■ **Your goal**: What is needed is an exact copy of the records below, minus any pictures.

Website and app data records
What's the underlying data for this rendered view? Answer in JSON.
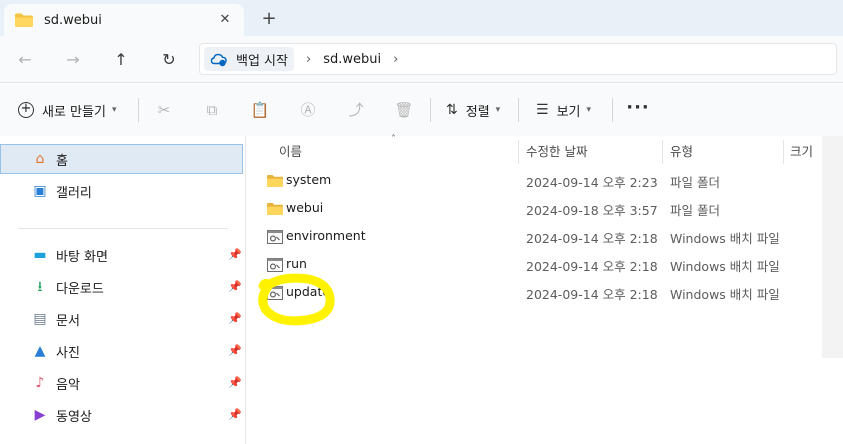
{
  "tab": {
    "title": "sd.webui",
    "close": "✕",
    "new_tab": "+"
  },
  "nav": {
    "back": "←",
    "forward": "→",
    "up": "↑",
    "refresh": "↻"
  },
  "address": {
    "root": "백업 시작",
    "sep": "›",
    "folder": "sd.webui"
  },
  "commands": {
    "new_label": "새로 만들기",
    "sort_label": "정렬",
    "view_label": "보기",
    "more": "···"
  },
  "sidebar": {
    "items": [
      {
        "label": "홈",
        "icon": "home-icon"
      },
      {
        "label": "갤러리",
        "icon": "gallery-icon"
      },
      {
        "label": "바탕 화면",
        "icon": "desktop-icon"
      },
      {
        "label": "다운로드",
        "icon": "download-icon"
      },
      {
        "label": "문서",
        "icon": "documents-icon"
      },
      {
        "label": "사진",
        "icon": "pictures-icon"
      },
      {
        "label": "음악",
        "icon": "music-icon"
      },
      {
        "label": "동영상",
        "icon": "videos-icon"
      }
    ]
  },
  "columns": {
    "name": "이름",
    "date": "수정한 날짜",
    "type": "유형",
    "size": "크기"
  },
  "files": [
    {
      "name": "system",
      "date": "2024-09-14 오후 2:23",
      "type": "파일 폴더",
      "kind": "folder"
    },
    {
      "name": "webui",
      "date": "2024-09-18 오후 3:57",
      "type": "파일 폴더",
      "kind": "folder"
    },
    {
      "name": "environment",
      "date": "2024-09-14 오후 2:18",
      "type": "Windows 배치 파일",
      "kind": "batch"
    },
    {
      "name": "run",
      "date": "2024-09-14 오후 2:18",
      "type": "Windows 배치 파일",
      "kind": "batch"
    },
    {
      "name": "update",
      "date": "2024-09-14 오후 2:18",
      "type": "Windows 배치 파일",
      "kind": "batch"
    }
  ],
  "colors": {
    "accent": "#0067c0",
    "folder": "#f4c542",
    "highlight": "#fff200",
    "selection": "#dfeaf5"
  }
}
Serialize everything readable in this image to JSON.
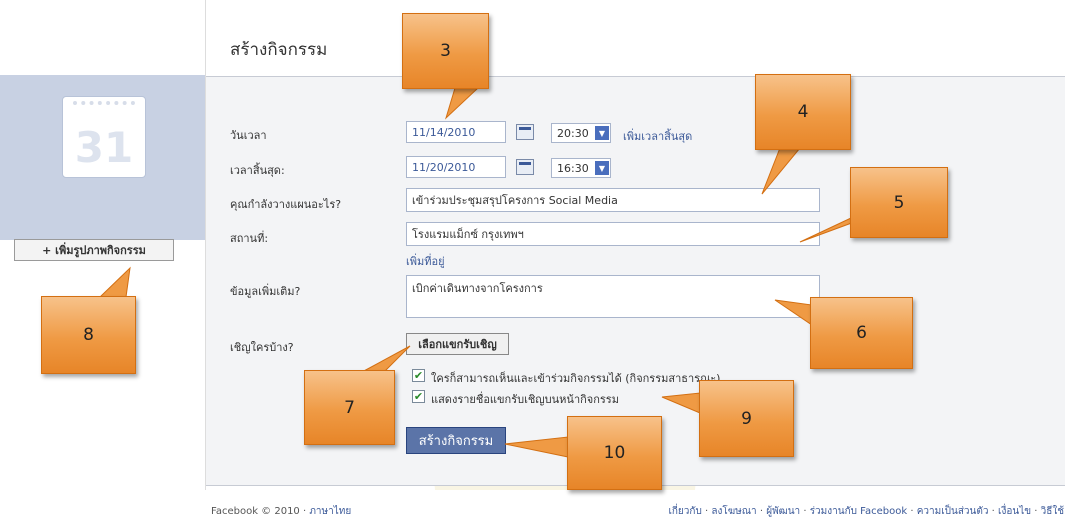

■ **Answer for this exercise**:
What's the underlying data for this rendered view? Answer in JSON.
{
  "tab": {
    "title": "sd.webui",
    "close": "✕",
    "new_tab": "+"
  },
  "nav": {
    "back": "←",
    "forward": "→",
    "up": "↑",
    "refresh": "↻"
  },
  "address": {
    "root": "백업 시작",
    "sep": "›",
    "folder": "sd.webui"
  },
  "commands": {
    "new_label": "새로 만들기",
    "sort_label": "정렬",
    "view_label": "보기",
    "more": "···"
  },
  "sidebar": {
    "items": [
      {
        "label": "홈",
        "icon": "home-icon"
      },
      {
        "label": "갤러리",
        "icon": "gallery-icon"
      },
      {
        "label": "바탕 화면",
        "icon": "desktop-icon"
      },
      {
        "label": "다운로드",
        "icon": "download-icon"
      },
      {
        "label": "문서",
        "icon": "documents-icon"
      },
      {
        "label": "사진",
        "icon": "pictures-icon"
      },
      {
        "label": "음악",
        "icon": "music-icon"
      },
      {
        "label": "동영상",
        "icon": "videos-icon"
      }
    ]
  },
  "columns": {
    "name": "이름",
    "date": "수정한 날짜",
    "type": "유형",
    "size": "크기"
  },
  "files": [
    {
      "name": "system",
      "date": "2024-09-14 오후 2:23",
      "type": "파일 폴더",
      "kind": "folder"
    },
    {
      "name": "webui",
      "date": "2024-09-18 오후 3:57",
      "type": "파일 폴더",
      "kind": "folder"
    },
    {
      "name": "environment",
      "date": "2024-09-14 오후 2:18",
      "type": "Windows 배치 파일",
      "kind": "batch"
    },
    {
      "name": "run",
      "date": "2024-09-14 오후 2:18",
      "type": "Windows 배치 파일",
      "kind": "batch"
    },
    {
      "name": "update",
      "date": "2024-09-14 오후 2:18",
      "type": "Windows 배치 파일",
      "kind": "batch"
    }
  ],
  "colors": {
    "accent": "#0067c0",
    "folder": "#f4c542",
    "highlight": "#fff200",
    "selection": "#dfeaf5"
  }
}
Serialize everything readable in this image to JSON.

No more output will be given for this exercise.